A Late (and Humid) July Sojourn in Mobile, Alabama

Though I saw plenty of impressive porticos, I was just as intrigued by the Mobile's collection of Craftsman bungalows and Revival-style dwellings.

I’ve never really considered Kentucky to be southern – one of the things I love most about this Commonwealth, in addition to its geographic contradictions, is its ability to defy categorization and labels. And after spending five days in Mobile, Alabama, I return to the Read More

The Death of a Corner Gas Station in Newport, Kentucky

The gas station at the corner of 5th and York in Newport, Kentucky.

There are any number of attractions that cause me to pull my car over and hop out with my camera – historic corner gas stations being near the top of the list. I’ve photographed the ones I know of in Lexington (my favorite is in Read More

An Architectural Whimsical Treat: The Storybook Style

The Spadena House in BeverlyHills, California is perhaps the most famous example of the Storybook Style.
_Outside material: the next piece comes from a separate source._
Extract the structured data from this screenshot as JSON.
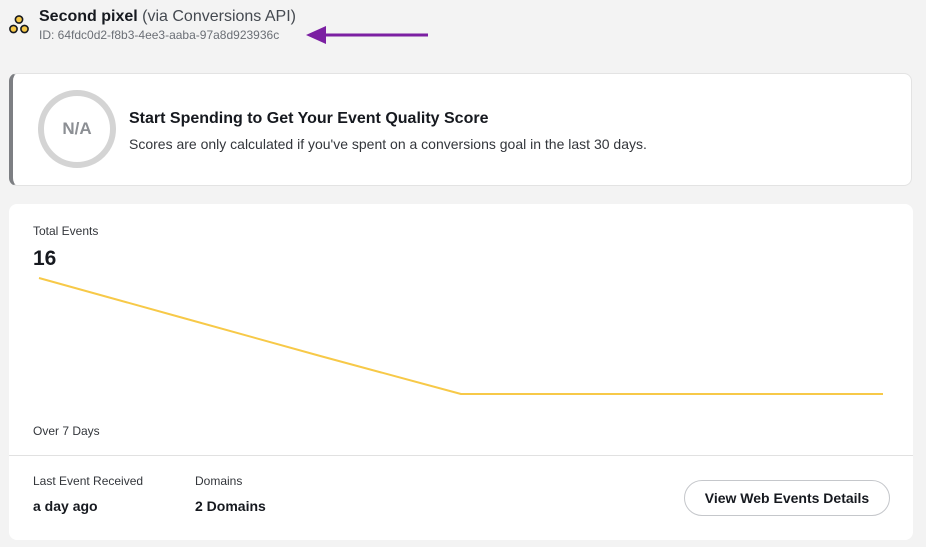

Photo Wikimedia Commons, Creative Commons.

All buildings have stories (that’s my personal philosophy anyway). But some architectural styles are all about the story – such as the aptly-Storybook Style – a short-lived, whimsical flourishing of houses evocative of fairy tales, medieval Europe, and an architect’s fevered imagination. And, it all Read More

Namesakes and Gables: The Henry Clay Peak House in Warsaw, Kentucky

The circa 1869 Henry Clay Peak House in Warsaw, Gallatin County, Kentucky.

I am always amused by the lists released each year heralding popular baby names, and the origin of some of those choices. The practice of naming babies after famous people isn’t a trend unique to today’s pop culture obsessed world. In Kentucky, scores of children Read More

I’ll be in the Field: A Short Explanation of Historic Survey

This late-19th century house in the Bath county community of Bethel is gone.

I did not enter into the field of architectural history and historic preservation for the money (I know this comes as a shock). In addition to the oft-paltry salary endured by many of my colleagues, the most interesting projects in our field are usually the Read More

The Curious Fad of Octagon Houses in 19th Century America

Kentucky does have a few octagon houses!

Bell bottoms. Beanie babies. Disco and the Atkins Diet. Fads are curious, strange creatures, and likely to reappear (especially in fashion) when least expected. I am not certain that this truism exists in architecture, for I have yet to spy the fad of octagon houses taking Read More